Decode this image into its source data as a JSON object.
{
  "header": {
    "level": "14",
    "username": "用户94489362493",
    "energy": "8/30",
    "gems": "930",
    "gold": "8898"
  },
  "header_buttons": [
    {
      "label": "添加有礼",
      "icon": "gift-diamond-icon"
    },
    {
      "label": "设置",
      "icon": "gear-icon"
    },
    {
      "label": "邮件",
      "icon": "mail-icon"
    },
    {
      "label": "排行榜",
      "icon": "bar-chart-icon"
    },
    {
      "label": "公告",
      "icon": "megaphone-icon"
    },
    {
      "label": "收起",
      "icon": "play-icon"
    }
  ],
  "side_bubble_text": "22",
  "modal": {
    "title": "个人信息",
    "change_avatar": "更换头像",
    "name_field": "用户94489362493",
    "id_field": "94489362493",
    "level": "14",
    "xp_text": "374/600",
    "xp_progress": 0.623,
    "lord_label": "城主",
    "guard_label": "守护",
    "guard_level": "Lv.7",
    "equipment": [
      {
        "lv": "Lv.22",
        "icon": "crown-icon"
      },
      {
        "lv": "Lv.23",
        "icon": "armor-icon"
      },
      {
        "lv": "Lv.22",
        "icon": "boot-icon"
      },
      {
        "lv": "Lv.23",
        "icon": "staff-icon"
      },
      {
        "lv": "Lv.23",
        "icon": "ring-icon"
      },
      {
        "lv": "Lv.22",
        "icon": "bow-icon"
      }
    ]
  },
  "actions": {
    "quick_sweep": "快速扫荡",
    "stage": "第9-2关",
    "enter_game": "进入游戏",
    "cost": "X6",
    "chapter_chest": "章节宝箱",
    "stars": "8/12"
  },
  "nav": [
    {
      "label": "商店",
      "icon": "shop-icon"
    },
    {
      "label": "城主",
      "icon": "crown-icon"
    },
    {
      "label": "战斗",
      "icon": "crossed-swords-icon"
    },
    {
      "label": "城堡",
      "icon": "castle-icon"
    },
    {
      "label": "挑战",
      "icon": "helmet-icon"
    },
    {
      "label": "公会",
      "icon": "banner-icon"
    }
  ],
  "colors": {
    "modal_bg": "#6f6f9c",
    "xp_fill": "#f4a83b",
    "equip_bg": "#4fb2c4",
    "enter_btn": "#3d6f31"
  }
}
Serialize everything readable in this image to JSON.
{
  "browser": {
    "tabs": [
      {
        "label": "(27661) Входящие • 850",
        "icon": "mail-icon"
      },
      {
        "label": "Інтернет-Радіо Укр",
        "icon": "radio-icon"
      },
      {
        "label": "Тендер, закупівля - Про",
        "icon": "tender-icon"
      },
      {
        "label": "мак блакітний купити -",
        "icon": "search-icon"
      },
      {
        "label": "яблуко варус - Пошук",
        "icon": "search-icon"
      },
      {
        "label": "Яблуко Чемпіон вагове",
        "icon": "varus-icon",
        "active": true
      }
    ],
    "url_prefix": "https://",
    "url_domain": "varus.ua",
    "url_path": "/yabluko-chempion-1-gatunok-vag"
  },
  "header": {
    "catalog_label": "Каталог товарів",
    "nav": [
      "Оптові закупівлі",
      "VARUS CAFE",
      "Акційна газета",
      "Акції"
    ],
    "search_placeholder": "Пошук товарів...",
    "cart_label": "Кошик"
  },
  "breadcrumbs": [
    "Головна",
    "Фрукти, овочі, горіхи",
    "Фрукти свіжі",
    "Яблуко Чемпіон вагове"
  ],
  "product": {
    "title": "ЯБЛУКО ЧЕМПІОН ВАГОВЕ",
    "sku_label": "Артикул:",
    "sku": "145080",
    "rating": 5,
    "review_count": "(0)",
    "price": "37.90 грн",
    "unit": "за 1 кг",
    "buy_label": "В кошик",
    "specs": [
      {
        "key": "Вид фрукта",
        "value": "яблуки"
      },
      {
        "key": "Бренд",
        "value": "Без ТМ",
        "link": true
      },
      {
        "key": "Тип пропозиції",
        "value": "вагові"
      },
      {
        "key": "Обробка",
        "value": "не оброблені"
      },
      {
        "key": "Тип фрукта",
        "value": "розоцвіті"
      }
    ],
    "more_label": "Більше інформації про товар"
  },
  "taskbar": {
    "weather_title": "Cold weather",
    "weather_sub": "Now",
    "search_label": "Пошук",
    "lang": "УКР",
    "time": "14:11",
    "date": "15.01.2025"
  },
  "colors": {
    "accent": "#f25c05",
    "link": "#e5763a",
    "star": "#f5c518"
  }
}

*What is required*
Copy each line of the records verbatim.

*Exercise result*
Decode this image into its source data as a JSON object.
{
  "header": {
    "level": "14",
    "username": "用户94489362493",
    "energy": "8/30",
    "gems": "930",
    "gold": "8898"
  },
  "header_buttons": [
    {
      "label": "添加有礼",
      "icon": "gift-diamond-icon"
    },
    {
      "label": "设置",
      "icon": "gear-icon"
    },
    {
      "label": "邮件",
      "icon": "mail-icon"
    },
    {
      "label": "排行榜",
      "icon": "bar-chart-icon"
    },
    {
      "label": "公告",
      "icon": "megaphone-icon"
    },
    {
      "label": "收起",
      "icon": "play-icon"
    }
  ],
  "side_bubble_text": "22",
  "modal": {
    "title": "个人信息",
    "change_avatar": "更换头像",
    "name_field": "用户94489362493",
    "id_field": "94489362493",
    "level": "14",
    "xp_text": "374/600",
    "xp_progress": 0.623,
    "lord_label": "城主",
    "guard_label": "守护",
    "guard_level": "Lv.7",
    "equipment": [
      {
        "lv": "Lv.22",
        "icon": "crown-icon"
      },
      {
        "lv": "Lv.23",
        "icon": "armor-icon"
      },
      {
        "lv": "Lv.22",
        "icon": "boot-icon"
      },
      {
        "lv": "Lv.23",
        "icon": "staff-icon"
      },
      {
        "lv": "Lv.23",
        "icon": "ring-icon"
      },
      {
        "lv": "Lv.22",
        "icon": "bow-icon"
      }
    ]
  },
  "actions": {
    "quick_sweep": "快速扫荡",
    "stage": "第9-2关",
    "enter_game": "进入游戏",
    "cost": "X6",
    "chapter_chest": "章节宝箱",
    "stars": "8/12"
  },
  "nav": [
    {
      "label": "商店",
      "icon": "shop-icon"
    },
    {
      "label": "城主",
      "icon": "crown-icon"
    },
    {
      "label": "战斗",
      "icon": "crossed-swords-icon"
    },
    {
      "label": "城堡",
      "icon": "castle-icon"
    },
    {
      "label": "挑战",
      "icon": "helmet-icon"
    },
    {
      "label": "公会",
      "icon": "banner-icon"
    }
  ],
  "colors": {
    "modal_bg": "#6f6f9c",
    "xp_fill": "#f4a83b",
    "equip_bg": "#4fb2c4",
    "enter_btn": "#3d6f31"
  }
}
Serialize everything readable in this image to JSON.
{
  "browser": {
    "tabs": [
      {
        "label": "(27661) Входящие • 850",
        "icon": "mail-icon"
      },
      {
        "label": "Інтернет-Радіо Укр",
        "icon": "radio-icon"
      },
      {
        "label": "Тендер, закупівля - Про",
        "icon": "tender-icon"
      },
      {
        "label": "мак блакітний купити -",
        "icon": "search-icon"
      },
      {
        "label": "яблуко варус - Пошук",
        "icon": "search-icon"
      },
      {
        "label": "Яблуко Чемпіон вагове",
        "icon": "varus-icon",
        "active": true
      }
    ],
    "url_prefix": "https://",
    "url_domain": "varus.ua",
    "url_path": "/yabluko-chempion-1-gatunok-vag"
  },
  "header": {
    "catalog_label": "Каталог товарів",
    "nav": [
      "Оптові закупівлі",
      "VARUS CAFE",
      "Акційна газета",
      "Акції"
    ],
    "search_placeholder": "Пошук товарів...",
    "cart_label": "Кошик"
  },
  "breadcrumbs": [
    "Головна",
    "Фрукти, овочі, горіхи",
    "Фрукти свіжі",
    "Яблуко Чемпіон вагове"
  ],
  "product": {
    "title": "ЯБЛУКО ЧЕМПІОН ВАГОВЕ",
    "sku_label": "Артикул:",
    "sku": "145080",
    "rating": 5,
    "review_count": "(0)",
    "price": "37.90 грн",
    "unit": "за 1 кг",
    "buy_label": "В кошик",
    "specs": [
      {
        "key": "Вид фрукта",
        "value": "яблуки"
      },
      {
        "key": "Бренд",
        "value": "Без ТМ",
        "link": true
      },
      {
        "key": "Тип пропозиції",
        "value": "вагові"
      },
      {
        "key": "Обробка",
        "value": "не оброблені"
      },
      {
        "key": "Тип фрукта",
        "value": "розоцвіті"
      }
    ],
    "more_label": "Більше інформації про товар"
  },
  "taskbar": {
    "weather_title": "Cold weather",
    "weather_sub": "Now",
    "search_label": "Пошук",
    "lang": "УКР",
    "time": "14:11",
    "date": "15.01.2025"
  },
  "colors": {
    "accent": "#f25c05",
    "link": "#e5763a",
    "star": "#f5c518"
  }
}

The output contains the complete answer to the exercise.